Brendon says working at the new store has been a good job for him, and talking to people about communications services is something he enjoys compared to other things he might be doing. “It pays well, and will look good on my resume when I apply for college.”

Jeremy Smith, General Manager for Direct Communications Cable, explains why the company decided to open a retail location in Preston.

“Ever since we purchased the Preston TV franchise from Comcast, we have been looking for ways to improve customer service, and bring a local flavor to the cable network. We know we have a lot of competition from national providers, so we thought a physical location in Preston would help bring our services to the people, increase convenience and create value, because we can show we are a local company, where you can walk in talk to a local representative anytime, face to face. Hopefully that is still worth something today.”

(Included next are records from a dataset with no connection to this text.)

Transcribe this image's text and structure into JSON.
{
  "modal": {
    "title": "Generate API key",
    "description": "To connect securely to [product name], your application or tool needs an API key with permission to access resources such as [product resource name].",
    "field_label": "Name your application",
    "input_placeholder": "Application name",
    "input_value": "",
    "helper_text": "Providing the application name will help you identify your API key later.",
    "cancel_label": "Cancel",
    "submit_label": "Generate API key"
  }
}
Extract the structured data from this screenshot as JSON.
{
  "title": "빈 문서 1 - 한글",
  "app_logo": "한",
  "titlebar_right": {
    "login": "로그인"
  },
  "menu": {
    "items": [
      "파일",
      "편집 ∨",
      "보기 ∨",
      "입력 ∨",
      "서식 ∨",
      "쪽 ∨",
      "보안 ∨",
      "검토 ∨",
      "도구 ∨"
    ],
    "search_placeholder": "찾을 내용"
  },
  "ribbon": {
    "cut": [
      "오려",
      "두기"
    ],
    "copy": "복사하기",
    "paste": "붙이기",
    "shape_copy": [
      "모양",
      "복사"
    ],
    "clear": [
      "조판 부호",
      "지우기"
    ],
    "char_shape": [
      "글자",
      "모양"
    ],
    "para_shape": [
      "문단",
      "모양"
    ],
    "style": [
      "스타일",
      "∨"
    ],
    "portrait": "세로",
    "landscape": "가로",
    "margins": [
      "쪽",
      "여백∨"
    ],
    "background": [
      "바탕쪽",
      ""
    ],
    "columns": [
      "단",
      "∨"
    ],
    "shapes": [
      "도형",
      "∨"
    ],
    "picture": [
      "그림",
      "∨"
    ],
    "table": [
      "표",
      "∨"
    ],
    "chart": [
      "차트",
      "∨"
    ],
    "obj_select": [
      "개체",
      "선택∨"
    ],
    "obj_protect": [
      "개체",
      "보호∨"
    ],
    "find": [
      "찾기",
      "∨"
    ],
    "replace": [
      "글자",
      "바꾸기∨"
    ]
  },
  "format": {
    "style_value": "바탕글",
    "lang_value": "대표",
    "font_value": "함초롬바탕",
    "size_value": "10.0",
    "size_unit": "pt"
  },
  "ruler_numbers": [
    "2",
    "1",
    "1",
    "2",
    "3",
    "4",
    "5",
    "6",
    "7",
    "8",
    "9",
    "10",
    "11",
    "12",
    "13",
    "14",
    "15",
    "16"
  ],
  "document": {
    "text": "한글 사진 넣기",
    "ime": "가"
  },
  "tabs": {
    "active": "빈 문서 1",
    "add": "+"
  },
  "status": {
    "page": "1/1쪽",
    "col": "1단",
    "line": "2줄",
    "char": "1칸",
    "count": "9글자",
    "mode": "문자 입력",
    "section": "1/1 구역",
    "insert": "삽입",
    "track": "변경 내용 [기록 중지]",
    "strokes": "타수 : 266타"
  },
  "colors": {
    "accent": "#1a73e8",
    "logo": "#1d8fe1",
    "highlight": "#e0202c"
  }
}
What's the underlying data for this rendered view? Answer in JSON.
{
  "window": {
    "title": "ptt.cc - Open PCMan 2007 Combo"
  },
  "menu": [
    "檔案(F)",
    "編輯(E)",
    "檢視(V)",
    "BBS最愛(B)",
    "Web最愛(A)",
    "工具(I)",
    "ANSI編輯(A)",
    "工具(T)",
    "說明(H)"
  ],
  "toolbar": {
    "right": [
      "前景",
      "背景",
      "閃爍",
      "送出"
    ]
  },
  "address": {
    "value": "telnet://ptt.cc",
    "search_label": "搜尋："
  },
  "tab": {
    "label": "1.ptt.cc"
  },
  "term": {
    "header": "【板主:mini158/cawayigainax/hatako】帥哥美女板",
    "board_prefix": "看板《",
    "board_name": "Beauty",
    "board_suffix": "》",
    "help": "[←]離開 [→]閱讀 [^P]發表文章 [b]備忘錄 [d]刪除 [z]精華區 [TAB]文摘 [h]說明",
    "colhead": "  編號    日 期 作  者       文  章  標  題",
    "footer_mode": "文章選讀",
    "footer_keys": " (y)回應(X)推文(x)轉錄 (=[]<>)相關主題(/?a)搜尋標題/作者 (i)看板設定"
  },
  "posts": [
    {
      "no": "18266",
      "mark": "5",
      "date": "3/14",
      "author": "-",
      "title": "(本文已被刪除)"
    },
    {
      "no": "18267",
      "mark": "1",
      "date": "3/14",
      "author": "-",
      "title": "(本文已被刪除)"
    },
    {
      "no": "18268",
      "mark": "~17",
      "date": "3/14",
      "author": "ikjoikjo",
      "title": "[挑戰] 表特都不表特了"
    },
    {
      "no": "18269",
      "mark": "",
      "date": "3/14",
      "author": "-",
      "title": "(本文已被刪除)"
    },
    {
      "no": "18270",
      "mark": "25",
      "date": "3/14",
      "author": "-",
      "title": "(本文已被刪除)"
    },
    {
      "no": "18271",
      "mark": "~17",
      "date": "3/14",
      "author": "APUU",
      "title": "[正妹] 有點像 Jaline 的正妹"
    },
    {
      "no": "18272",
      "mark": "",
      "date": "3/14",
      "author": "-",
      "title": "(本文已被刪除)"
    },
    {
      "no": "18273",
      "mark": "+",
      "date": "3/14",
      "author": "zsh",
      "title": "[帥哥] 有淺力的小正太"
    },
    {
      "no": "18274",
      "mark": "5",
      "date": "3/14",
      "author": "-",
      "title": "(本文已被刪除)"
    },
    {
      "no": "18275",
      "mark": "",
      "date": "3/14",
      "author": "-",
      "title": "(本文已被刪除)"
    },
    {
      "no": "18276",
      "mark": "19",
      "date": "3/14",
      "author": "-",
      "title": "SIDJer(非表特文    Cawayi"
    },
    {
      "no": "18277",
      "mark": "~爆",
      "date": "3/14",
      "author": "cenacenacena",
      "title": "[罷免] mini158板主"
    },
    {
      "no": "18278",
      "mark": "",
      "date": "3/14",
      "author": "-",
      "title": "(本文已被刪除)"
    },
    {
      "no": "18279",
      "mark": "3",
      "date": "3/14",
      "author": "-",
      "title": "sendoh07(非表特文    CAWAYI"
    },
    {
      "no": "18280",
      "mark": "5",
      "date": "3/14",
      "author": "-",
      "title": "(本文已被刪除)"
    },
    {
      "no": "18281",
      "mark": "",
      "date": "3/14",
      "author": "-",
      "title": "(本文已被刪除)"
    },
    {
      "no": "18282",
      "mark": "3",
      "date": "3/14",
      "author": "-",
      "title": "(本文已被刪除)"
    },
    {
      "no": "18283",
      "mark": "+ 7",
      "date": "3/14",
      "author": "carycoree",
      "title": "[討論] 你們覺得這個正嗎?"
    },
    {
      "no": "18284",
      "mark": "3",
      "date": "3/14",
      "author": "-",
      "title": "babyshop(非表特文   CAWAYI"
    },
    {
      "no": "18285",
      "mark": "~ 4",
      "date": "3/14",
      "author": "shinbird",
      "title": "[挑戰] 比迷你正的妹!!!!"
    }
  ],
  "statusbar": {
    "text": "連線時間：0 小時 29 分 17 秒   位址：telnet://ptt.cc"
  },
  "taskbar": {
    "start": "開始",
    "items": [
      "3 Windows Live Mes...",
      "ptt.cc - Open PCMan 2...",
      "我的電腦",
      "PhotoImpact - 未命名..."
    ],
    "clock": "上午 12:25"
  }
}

Brendon says current customers use the store to come in and pay their bill, saving them the cost of mailing it in, and to make quick upgrades or changes to their service. “They sometimes come in with technical questions—if I can’t give them an answer right away, I at least can refer them to the right person in tech support immediately.”

The store is open Monday to Friday from 10am to 6pm.

“If new people come in, and try our products, they will usually sign up for service. Actually, I had a salesman walk in the other day, trying to sell me a newspaper or magazine subscription, and he ended up walking away with internet service from us.”

Direct Communications has been providing internet service to Preston residents since 1999, and offers Telephone, Internet and cable TV services throughout southeast Idaho.